Friday, 9 September 2011
Tablet v smartphone
I'm always intrigued at how technology blends together in real life. "The street has its own use for technology," as William Gibson said.
My cheapo LG smartphone died. Battery was getting tired anyway, so I switched to the backup: a bog standard Nokia X2 17-button phone. Sure it has data (GPRS, here in the Caribbean), but the screen's tiny and these days I'm about as good at typing on a numeric keypad as I am at sharpening a quill.
Luckily I have a 7" Samsung Galaxy Tab (yes, the one that is now illegal in Germany - all offers around the price of a 7.7" Tab considered!). It has a waterproof wallet (living on an island it's best to have every portable electronic device waterproofed) with a shoulder strap. I didn't realise it came with a shoulder strap when I ordered the Beachbouy wallet, but am now glad it does because it is effectively my briefcase. I'm typing this blog entry on it now. No, it doesn't replace a laptop, but if I need to sit down and do some proper work I'll use my laptop because I'll work faster with a 15" screen and a keyboard. You see, with a 7" Galaxy Tab you can type fast standing up, unlike bigger tablets. Just try it with an iPad - preferably someone else's, just in case you drop it.
But you can type fast on a smartphone standing up too, right? Especially one with a keyboard. Yes you can, but the screen is too small for seriously productive correspondence because the keyboard takes up too much of the screen, or, in the case of blackberries, the screen is a bit too small. And the apps are crap, but that's another post.
Since switching to the small dumb phone and the tablet I have realised a few things:-

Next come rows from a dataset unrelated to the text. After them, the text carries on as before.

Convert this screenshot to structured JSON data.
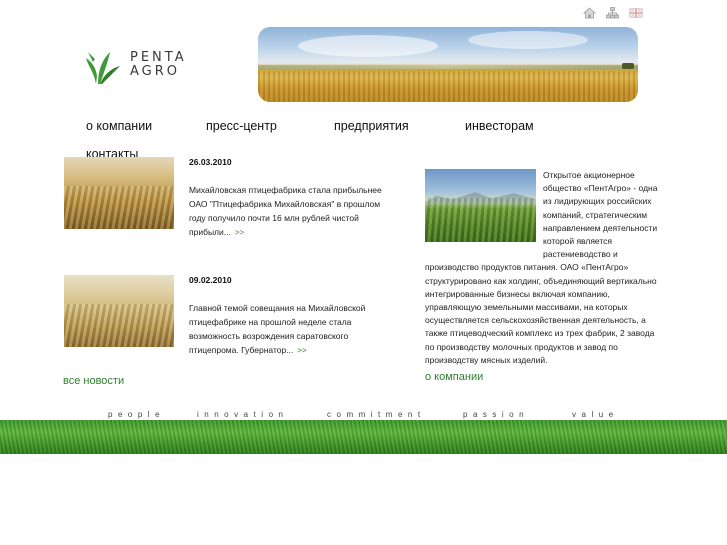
{
  "header": {
    "icons": [
      "home-icon",
      "sitemap-icon",
      "english-flag-icon"
    ],
    "logo_text_line1": "PENTA",
    "logo_text_line2": "AGRO"
  },
  "nav": {
    "items": [
      {
        "label": "о компании"
      },
      {
        "label": "пресс-центр"
      },
      {
        "label": "предприятия"
      },
      {
        "label": "инвесторам"
      },
      {
        "label": "контакты"
      }
    ]
  },
  "news": {
    "items": [
      {
        "date": "26.03.2010",
        "text": "Михайловская птицефабрика стала прибыльнее ОАО \"Птицефабрика Михайловская\" в прошлом году получило почти 16 млн рублей чистой прибыли...",
        "more": ">>"
      },
      {
        "date": "09.02.2010",
        "text": "Главной темой совещания на Михайловской птицефабрике на прошлой неделе стала возможность возрождения саратовского птицепрома. Губернатор...",
        "more": ">>"
      }
    ],
    "all_news_label": "все новости"
  },
  "about": {
    "text": "Открытое акционерное общество «ПентАгро» - одна из лидирующих российских компаний, стратегическим направлением деятельности которой является растениеводство и производство продуктов питания. ОАО «ПентАгро» структурировано как холдинг, объединяющий вертикально интегрированные бизнесы включая компанию, управляющую земельными массивами, на которых осуществляется сельскохозяйственная деятельность, а также птицеводческий комплекс из трех фабрик, 2 завода по производству молочных продуктов и завод по производству мясных изделий.",
    "link_label": "о компании"
  },
  "footer": {
    "tagline": [
      "people",
      "innovation",
      "commitment",
      "passion",
      "value"
    ]
  },
  "colors": {
    "accent_green": "#2e7f2e",
    "grass_green": "#4faa30"
  }
}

1. Fewer distractions: instant email is distracting. If I need to check email, I'll pull out my tablet. Otherwise I'm instantly reachable by phone if its urgent. "Urgent" emails are usually simply a reflection of the sender's self-importance or poor communication skills, unless the sender is willing to follow them up with a phone call - the real urgent bit.

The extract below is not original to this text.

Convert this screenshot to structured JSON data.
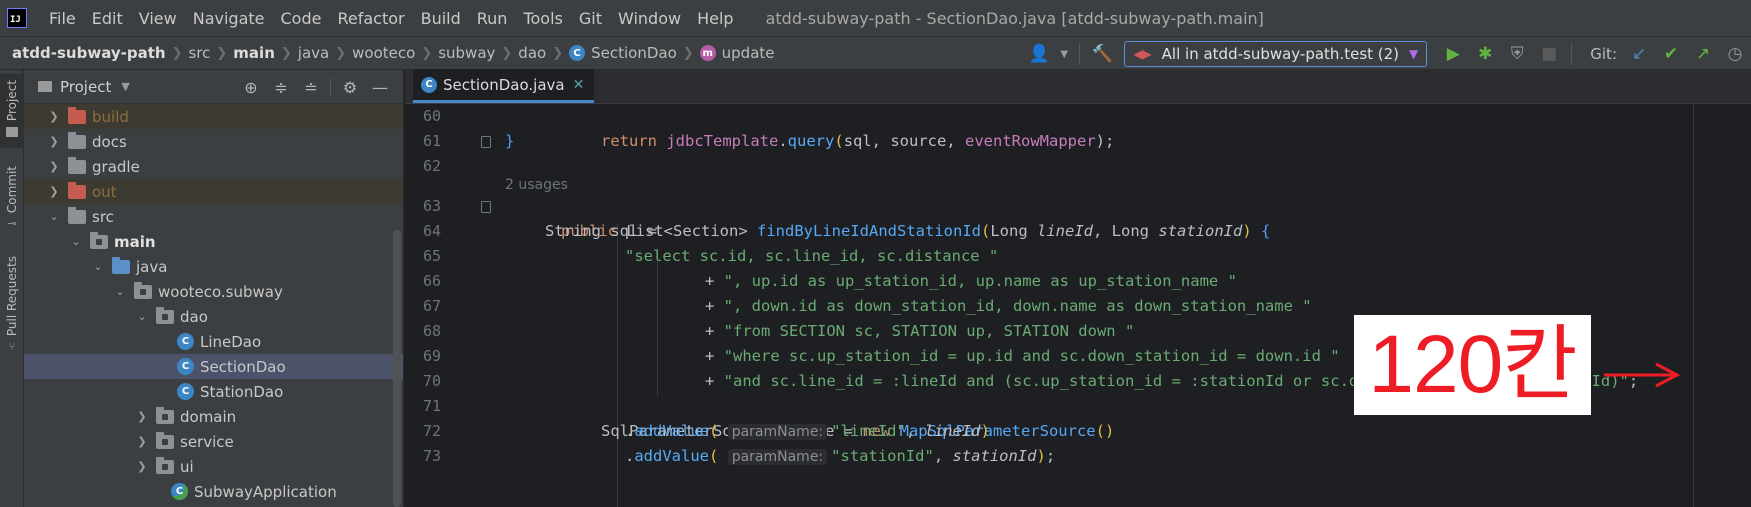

2. Better organisation: the power feature of Android is actually the 'Share' menu option. Unlike other mobile OSes this is not app-specific, but an OS service that exposes apps that subscribe to it. So when I download a new app it automatically can share to any other apps on my phone that support sharing. This means I can share the Blogaway post with my Twitter app, my Facebook app and, say, Evernote. I can add webpages and emails directly to my Gtask list or my calendar for dealing with later. I could do this on my smartphone but the trouble with that is that I would, wherever I happened to be, as soon as I got that distracting email or other beep. With my tablet I can still do the organising anywhere but at a time that suits me.
3. Media: just because you can watch TV on your smartphone doesn't mean you want to. Same with ebooks. I've actually read several books on my smartphone, and switching to a Tab was a revelation: its paperback book size and after dark readability was lovely. Similar for movies: holding the 7" screen at book distance is as good as a wide screen TV.

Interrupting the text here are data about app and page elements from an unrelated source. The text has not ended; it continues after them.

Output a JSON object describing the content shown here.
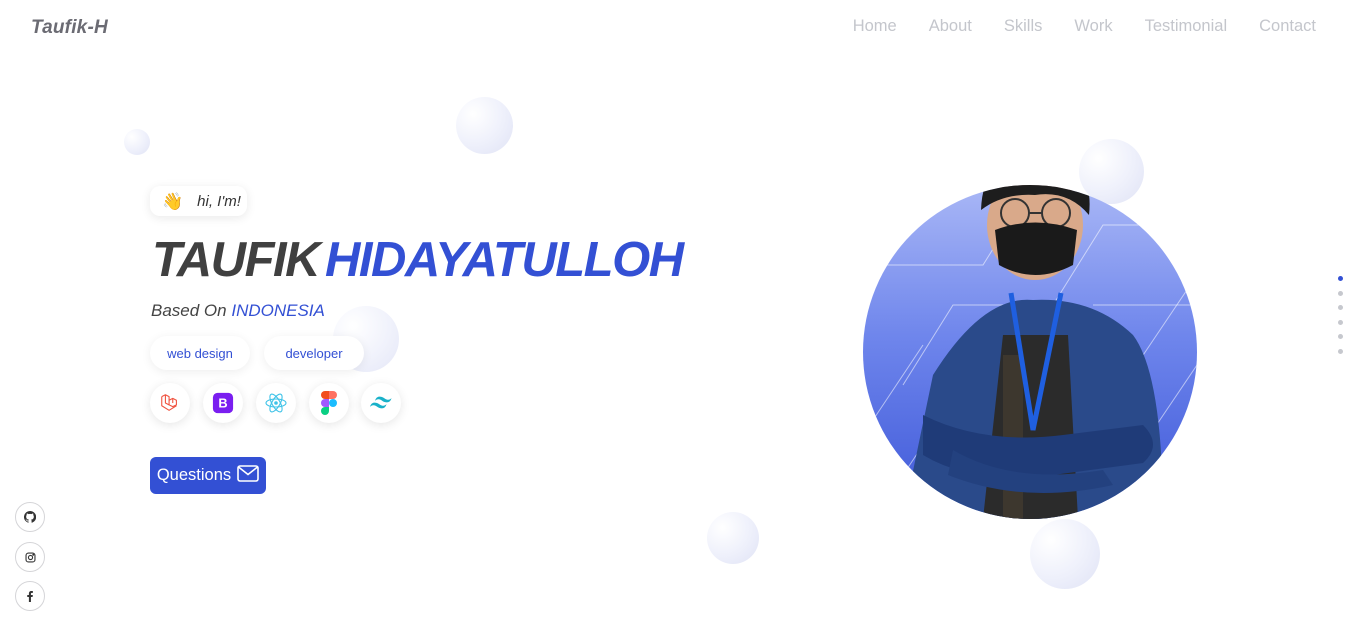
{
  "header": {
    "logo": "Taufik-H",
    "nav": [
      "Home",
      "About",
      "Skills",
      "Work",
      "Testimonial",
      "Contact"
    ]
  },
  "hero": {
    "greeting_icon": "waving-hand-emoji",
    "greeting": "hi, I'm!",
    "first_name": "TAUFIK",
    "last_name": "HIDAYATULLOH",
    "based_prefix": "Based On",
    "country": "INDONESIA",
    "tags": [
      "web design",
      "developer"
    ],
    "tech_icons": [
      "laravel-icon",
      "bootstrap-icon",
      "react-icon",
      "figma-icon",
      "tailwind-icon"
    ],
    "cta_label": "Questions",
    "cta_icon": "envelope-icon"
  },
  "social": [
    "github-icon",
    "instagram-icon",
    "facebook-icon"
  ],
  "section_dots": {
    "count": 6,
    "active_index": 0
  },
  "colors": {
    "accent": "#3350d4",
    "text_dark": "#404040",
    "nav_text": "#c4c6cc",
    "logo": "#6b6b73"
  }
}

In summary, there's only one important interruption in life: somebody calling you, either in person or via phone. The rest should be received whenever and wherever you're ready to process it. Basic phone + book sized tablet is the perfect combination.